▸ **ACTION ITEM**
Scan the lines below; pull out those with "size".

▸ **EXCERPTED RECORDS**
######
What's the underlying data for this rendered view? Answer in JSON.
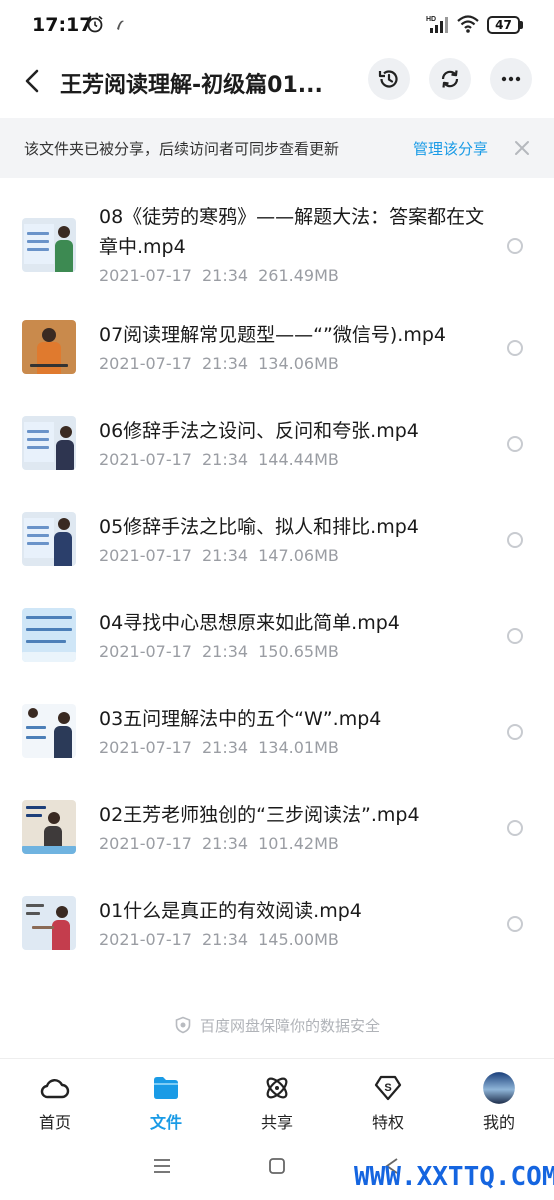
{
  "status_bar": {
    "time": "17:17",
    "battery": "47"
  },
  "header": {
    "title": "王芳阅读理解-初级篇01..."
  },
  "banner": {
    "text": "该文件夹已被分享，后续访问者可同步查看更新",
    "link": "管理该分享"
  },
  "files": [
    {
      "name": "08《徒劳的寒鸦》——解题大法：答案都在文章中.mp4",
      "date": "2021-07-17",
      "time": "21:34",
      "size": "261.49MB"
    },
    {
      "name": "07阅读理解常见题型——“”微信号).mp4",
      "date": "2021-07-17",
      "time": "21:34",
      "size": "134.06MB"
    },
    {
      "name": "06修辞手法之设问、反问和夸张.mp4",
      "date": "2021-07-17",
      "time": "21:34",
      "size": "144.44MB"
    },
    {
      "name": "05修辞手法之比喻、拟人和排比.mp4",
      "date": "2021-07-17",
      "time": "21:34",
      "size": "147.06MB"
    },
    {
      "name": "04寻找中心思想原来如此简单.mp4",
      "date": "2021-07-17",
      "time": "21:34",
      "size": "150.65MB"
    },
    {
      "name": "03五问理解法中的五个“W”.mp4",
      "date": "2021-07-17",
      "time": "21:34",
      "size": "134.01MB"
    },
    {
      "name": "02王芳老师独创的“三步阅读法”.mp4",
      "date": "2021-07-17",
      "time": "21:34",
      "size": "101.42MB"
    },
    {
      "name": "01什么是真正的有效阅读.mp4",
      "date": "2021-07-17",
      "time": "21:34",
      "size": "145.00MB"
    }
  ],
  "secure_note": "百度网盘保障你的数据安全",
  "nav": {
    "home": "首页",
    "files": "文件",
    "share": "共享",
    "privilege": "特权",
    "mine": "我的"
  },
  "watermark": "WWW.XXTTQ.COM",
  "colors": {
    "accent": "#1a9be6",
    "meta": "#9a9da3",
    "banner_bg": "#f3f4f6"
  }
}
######
▸ **RESPONSE TO THIS TASK**
      "size": "261.49MB"
      "size": "134.06MB"
      "size": "144.44MB"
      "size": "147.06MB"
      "size": "150.65MB"
      "size": "134.01MB"
      "size": "101.42MB"
      "size": "145.00MB"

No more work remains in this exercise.